▶ [Exercise details]: The entries below should be given again exactly, minus their pictures.

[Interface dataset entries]
□ □ □ □ □ □ □

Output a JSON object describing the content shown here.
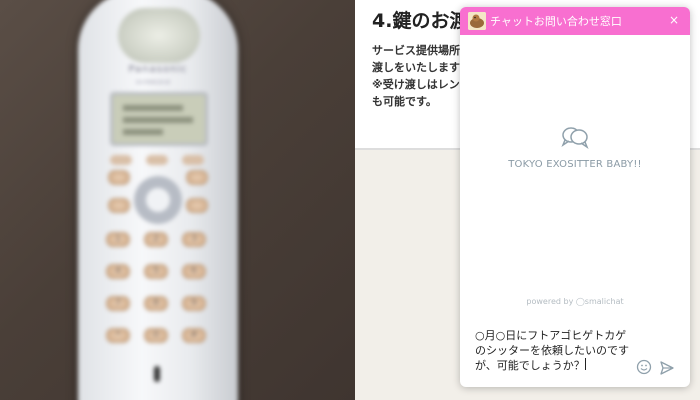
{
  "photo": {
    "brand": "Panasonic",
    "model": "KX-FKN526-W",
    "keys": [
      "1",
      "2",
      "3",
      "4",
      "5",
      "6",
      "7",
      "8",
      "9",
      "*",
      "0",
      "#"
    ]
  },
  "section": {
    "heading": "4.鍵のお渡",
    "body": "サービス提供場所\n渡しをいたします\n※受け渡しはレン\nも可能です。"
  },
  "chat": {
    "header_color": "#f86fd0",
    "title": "チャットお問い合わせ窓口",
    "close_label": "×",
    "business_name": "TOKYO EXOSITTER BABY!!",
    "powered_by": "powered by ◯smalichat",
    "composer_text": "○月○日にフトアゴヒゲトカゲ\nのシッターを依頼したいのです\nが、可能でしょうか？",
    "icons": [
      "chat-bubbles-icon",
      "emoji-icon",
      "send-icon",
      "close-icon",
      "avatar"
    ]
  }
}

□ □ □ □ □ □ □

▶ [Answer space]:
Output a JSON object describing the content shown here.
{
  "photo": {
    "brand": "Panasonic",
    "model": "KX-FKN526-W",
    "keys": [
      "1",
      "2",
      "3",
      "4",
      "5",
      "6",
      "7",
      "8",
      "9",
      "*",
      "0",
      "#"
    ]
  },
  "section": {
    "heading": "4.鍵のお渡",
    "body": "サービス提供場所\n渡しをいたします\n※受け渡しはレン\nも可能です。"
  },
  "chat": {
    "header_color": "#f86fd0",
    "title": "チャットお問い合わせ窓口",
    "close_label": "×",
    "business_name": "TOKYO EXOSITTER BABY!!",
    "powered_by": "powered by ◯smalichat",
    "composer_text": "○月○日にフトアゴヒゲトカゲ\nのシッターを依頼したいのです\nが、可能でしょうか？",
    "icons": [
      "chat-bubbles-icon",
      "emoji-icon",
      "send-icon",
      "close-icon",
      "avatar"
    ]
  }
}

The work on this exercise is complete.